While the studies detailed above have studied the relationship between ERAT and late recurrence, we have recently published an investigation into the relationship between ERAT and PV reconnection,48which has been clearly established as being associated with long-term arrhythmia recurrence in paroxysmal AF.24–26In this study, 40 patients with paroxysmal AF underwent a protocol-mandated repeat electrophysiology study 2 months after point-by-point radiofrequency PVI, regardless of symptoms. Antiarrhythmic drugs were discontinued 4 weeks after the initial ablation. In the intervening period between the two procedures, patients were instructed to self-record a 30-second ECG each day, with additional recordings whenever they experienced symptoms, using a validated handheld ECG monitoring device.49Recordings were divided into those taken during the first 4 weeks (“month 1”) post-PVI, and those recorded from day 29 to the date of the repeat electrophysiology study (“month 2”).
ERAT was documented in 17 (42%) patients and PV reconnection was identified at repeat electrophysiology study in 25 (62%) patients, affecting a total of 41 (26%) PVs. ERAT either starting or continuing in month 2 was strongly associated with PV reconnection whereas ERAT limited to month 1 was not (85% versus 0%, p=0.006). In particular, month 2 ERAT was strongly associated with extensive PV reconnection (2 or more PVs) when compared to its absence (77% versus 11%, p<0.0001). These data, combined with the clinical recurrence data described above, are consistent with the notion that transient proarrhythmic factors resolve within the first month after ablation.
These data suggest that the true blanking period following radiofrequency PVI should be 1 month rather than 3, which would have significant implications for clinical practice. Currently, AF recurrence in the second and third months post-procedure are recommended to be treated as “non-clinical” and should not prompt repeat ablation.12 However, shortening of the blanking period would allow earlier re-intervention, a strategy that has previously been shown to improve outcomes for patients with ERAT. Lellouche and co-workers demonstrated a reduction in later AF recurrence in those with ERAT from 91% to 51% with early re-intervention,17while Pokushalov et al. found that 80% of patients with ERAT had no later recurrence with a strategy of early re-ablation if triggers were seen (or antiarrhythmic drugs if no triggers were identified) compared to 33% without these interventions.18Although using a different treatment modality, a similar finding has also been shown for patients with ERAT following cryoballoon therapy.43Early re-intervention may therefore reduce subsequent AF recurrence and thereby minimise some of the impact on quality-of-life associated with this.50,51However, while the great majority of patients with ERAT beyond one month post-PVI appear to go on have later recurrence (>85% from available data), there remains a minority in whom their arrhythmia subsequently settles.
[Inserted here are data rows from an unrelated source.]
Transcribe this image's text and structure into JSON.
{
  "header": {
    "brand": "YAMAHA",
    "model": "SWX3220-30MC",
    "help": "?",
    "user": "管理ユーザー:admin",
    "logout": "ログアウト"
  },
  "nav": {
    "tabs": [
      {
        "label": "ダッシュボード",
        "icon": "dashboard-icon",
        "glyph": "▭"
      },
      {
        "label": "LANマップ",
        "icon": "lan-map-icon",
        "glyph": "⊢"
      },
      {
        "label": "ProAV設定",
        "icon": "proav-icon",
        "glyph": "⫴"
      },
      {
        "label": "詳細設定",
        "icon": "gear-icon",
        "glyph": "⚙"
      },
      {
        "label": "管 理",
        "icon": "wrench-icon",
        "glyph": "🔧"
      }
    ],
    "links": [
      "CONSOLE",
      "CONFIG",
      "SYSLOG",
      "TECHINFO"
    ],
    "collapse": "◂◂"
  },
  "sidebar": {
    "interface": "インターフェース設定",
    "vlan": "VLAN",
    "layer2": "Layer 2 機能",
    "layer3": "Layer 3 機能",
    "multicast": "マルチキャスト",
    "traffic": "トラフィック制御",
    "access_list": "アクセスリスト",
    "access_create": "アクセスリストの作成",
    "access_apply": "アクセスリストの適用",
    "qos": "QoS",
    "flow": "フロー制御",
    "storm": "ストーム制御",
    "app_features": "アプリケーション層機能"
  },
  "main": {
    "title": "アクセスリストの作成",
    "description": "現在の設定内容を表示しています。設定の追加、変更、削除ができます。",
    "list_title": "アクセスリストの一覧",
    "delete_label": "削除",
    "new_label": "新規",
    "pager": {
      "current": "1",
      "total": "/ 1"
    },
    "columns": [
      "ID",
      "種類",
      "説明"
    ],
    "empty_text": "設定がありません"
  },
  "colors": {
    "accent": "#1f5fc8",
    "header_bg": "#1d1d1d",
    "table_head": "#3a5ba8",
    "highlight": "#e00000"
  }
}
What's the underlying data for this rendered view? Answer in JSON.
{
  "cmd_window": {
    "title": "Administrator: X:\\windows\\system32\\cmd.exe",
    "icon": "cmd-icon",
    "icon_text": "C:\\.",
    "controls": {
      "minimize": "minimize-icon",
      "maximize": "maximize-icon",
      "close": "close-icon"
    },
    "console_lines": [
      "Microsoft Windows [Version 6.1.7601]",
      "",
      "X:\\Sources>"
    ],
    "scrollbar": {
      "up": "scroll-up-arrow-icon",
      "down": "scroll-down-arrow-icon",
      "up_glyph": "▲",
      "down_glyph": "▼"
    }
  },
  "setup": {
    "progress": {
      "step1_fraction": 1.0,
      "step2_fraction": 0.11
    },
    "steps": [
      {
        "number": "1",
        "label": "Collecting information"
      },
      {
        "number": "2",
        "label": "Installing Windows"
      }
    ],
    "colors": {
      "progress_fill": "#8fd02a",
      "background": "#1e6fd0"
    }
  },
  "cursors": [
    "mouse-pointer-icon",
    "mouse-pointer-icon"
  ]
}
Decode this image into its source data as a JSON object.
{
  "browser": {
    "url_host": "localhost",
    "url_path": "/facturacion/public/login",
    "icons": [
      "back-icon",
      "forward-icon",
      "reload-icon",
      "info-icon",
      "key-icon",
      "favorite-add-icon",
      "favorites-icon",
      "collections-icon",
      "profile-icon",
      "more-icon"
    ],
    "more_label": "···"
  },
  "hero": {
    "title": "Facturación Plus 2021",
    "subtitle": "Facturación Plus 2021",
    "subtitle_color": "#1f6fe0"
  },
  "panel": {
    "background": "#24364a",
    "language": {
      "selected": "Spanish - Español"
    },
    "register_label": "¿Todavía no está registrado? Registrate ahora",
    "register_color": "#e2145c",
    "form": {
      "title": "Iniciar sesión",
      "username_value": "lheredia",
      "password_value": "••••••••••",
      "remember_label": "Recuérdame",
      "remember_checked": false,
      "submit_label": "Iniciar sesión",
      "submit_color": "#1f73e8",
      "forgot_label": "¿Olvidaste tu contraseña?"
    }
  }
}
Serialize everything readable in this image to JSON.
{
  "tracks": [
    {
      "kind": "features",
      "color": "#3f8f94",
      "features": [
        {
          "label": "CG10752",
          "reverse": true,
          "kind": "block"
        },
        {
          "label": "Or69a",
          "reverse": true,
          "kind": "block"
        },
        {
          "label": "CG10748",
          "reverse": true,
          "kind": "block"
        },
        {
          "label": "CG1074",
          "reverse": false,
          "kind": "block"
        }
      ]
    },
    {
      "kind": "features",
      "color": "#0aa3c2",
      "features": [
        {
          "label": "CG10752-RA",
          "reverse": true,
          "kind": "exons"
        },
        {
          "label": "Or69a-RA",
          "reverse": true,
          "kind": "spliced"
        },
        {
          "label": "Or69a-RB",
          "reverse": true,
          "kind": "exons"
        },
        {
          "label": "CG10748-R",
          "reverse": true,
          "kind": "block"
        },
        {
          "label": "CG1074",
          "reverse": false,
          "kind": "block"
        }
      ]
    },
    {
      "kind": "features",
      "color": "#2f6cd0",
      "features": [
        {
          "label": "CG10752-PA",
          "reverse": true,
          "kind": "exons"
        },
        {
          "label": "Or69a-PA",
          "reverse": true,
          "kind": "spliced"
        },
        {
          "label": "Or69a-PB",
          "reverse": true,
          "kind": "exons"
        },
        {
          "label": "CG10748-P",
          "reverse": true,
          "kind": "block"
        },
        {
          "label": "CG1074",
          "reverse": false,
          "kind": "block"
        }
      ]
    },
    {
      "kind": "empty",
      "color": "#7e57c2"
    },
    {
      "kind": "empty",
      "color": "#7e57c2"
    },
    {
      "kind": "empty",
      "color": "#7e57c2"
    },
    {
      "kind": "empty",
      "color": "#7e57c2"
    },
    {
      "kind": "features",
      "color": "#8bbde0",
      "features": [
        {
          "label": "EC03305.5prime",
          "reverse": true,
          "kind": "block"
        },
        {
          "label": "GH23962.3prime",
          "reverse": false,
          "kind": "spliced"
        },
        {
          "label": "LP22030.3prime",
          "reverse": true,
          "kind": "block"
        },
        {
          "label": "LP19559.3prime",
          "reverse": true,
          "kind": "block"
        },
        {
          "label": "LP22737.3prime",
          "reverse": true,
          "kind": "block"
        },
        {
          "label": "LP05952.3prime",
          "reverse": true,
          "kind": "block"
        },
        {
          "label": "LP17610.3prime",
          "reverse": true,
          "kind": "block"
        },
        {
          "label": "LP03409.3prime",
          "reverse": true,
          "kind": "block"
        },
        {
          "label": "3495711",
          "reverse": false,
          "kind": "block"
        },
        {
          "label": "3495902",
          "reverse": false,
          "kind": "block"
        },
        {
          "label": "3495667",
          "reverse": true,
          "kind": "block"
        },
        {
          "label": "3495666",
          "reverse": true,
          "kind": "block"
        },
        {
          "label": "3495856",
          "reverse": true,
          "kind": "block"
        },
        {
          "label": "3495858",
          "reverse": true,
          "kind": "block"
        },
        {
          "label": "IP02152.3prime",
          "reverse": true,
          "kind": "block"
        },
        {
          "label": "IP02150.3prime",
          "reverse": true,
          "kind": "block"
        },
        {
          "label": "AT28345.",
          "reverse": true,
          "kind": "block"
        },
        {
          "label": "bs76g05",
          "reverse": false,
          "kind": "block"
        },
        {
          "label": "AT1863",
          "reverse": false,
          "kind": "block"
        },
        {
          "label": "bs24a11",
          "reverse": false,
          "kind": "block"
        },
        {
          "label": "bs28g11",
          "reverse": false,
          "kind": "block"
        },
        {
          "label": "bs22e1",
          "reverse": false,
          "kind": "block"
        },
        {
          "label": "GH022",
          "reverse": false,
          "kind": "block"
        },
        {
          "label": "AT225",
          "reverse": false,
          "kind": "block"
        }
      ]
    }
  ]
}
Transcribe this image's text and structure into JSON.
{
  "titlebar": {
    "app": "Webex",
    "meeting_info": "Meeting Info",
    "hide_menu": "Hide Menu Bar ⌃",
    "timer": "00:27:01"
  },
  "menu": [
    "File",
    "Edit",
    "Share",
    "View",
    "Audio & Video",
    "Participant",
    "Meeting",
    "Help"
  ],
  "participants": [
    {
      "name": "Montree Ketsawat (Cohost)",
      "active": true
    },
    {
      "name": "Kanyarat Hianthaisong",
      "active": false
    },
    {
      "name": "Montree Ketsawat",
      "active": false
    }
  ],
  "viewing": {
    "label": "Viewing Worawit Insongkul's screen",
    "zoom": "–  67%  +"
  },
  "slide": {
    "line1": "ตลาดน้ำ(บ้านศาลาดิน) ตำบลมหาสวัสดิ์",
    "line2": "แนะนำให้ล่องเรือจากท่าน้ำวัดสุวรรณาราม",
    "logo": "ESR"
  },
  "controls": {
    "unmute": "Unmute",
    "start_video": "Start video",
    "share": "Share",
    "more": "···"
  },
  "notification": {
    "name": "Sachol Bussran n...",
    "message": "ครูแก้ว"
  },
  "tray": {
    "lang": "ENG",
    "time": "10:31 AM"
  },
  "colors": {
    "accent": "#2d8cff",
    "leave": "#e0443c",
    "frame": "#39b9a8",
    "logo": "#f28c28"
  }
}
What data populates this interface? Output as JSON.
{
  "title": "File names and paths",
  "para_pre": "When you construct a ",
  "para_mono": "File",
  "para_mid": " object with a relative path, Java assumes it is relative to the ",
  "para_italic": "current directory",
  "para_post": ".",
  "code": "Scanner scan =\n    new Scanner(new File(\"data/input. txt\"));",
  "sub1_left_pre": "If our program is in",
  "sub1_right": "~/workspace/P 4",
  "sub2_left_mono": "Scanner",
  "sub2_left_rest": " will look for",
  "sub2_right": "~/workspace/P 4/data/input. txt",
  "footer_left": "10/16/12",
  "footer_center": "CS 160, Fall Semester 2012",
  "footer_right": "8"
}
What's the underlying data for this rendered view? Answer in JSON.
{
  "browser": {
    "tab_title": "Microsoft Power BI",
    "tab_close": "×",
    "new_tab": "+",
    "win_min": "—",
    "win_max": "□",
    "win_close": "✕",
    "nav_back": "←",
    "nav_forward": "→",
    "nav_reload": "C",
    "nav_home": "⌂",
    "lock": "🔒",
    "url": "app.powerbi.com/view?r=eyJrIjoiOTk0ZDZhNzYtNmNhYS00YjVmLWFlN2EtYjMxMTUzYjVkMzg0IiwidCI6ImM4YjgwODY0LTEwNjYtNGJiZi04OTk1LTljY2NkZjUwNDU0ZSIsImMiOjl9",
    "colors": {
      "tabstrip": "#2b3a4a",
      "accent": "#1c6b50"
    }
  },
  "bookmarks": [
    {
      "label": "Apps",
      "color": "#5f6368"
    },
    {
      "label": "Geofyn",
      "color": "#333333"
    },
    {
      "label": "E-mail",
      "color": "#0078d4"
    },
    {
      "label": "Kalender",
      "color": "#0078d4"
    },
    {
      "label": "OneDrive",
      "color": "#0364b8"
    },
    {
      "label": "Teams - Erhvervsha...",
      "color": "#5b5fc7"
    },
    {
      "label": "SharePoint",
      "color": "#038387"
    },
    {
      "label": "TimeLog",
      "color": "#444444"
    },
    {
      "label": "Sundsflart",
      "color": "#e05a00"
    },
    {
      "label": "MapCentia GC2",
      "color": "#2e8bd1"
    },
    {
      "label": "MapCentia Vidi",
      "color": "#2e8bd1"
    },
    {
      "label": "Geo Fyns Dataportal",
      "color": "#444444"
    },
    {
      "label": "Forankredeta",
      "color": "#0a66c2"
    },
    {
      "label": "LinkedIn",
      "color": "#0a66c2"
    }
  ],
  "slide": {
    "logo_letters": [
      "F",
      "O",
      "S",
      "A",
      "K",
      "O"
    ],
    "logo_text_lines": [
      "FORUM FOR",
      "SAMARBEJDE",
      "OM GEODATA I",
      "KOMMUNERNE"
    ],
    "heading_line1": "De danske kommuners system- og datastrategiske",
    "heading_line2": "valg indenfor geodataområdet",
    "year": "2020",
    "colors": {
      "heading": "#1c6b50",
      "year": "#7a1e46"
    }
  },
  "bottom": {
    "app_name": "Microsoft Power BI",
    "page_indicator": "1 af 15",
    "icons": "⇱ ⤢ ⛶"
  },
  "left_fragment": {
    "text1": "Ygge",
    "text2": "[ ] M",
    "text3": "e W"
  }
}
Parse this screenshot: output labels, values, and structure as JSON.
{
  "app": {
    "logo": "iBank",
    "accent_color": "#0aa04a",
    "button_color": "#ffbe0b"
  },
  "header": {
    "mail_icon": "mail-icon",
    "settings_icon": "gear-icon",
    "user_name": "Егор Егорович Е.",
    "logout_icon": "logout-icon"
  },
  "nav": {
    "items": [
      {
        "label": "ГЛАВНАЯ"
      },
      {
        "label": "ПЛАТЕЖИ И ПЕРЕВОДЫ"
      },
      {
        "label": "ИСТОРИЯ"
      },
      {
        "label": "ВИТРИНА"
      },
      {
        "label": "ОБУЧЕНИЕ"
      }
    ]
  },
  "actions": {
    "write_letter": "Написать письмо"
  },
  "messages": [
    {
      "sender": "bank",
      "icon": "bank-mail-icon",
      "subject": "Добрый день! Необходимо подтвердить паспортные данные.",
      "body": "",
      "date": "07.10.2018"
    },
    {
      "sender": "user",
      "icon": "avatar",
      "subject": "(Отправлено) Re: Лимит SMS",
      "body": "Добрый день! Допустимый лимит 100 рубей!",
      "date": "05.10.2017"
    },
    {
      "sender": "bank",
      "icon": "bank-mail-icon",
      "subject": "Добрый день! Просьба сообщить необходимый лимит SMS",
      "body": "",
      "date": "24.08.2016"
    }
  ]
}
As suggested by a study by Liang et al.,42it may be that careful monitoring of both the timing and frequency of ERAT episodes can help identify those most likely to benefit from early re-intervention.
The rationale for a blanking period following radiofrequency PVI is based on the presence of several transient pro-arrhythmic factors immediately following ablation and the fact that a significant proportion of patients with ERAT do not go on to develop late recurrence. However, these transient factors seem to resolve within 1 month, and studies of the timing of ERAT suggest that its occurrence beyond one month is strongly related to both late recurrence and more extensive PV reconnection. It may therefore be that the true blanking period following PVI is 1 month rather than 3 months.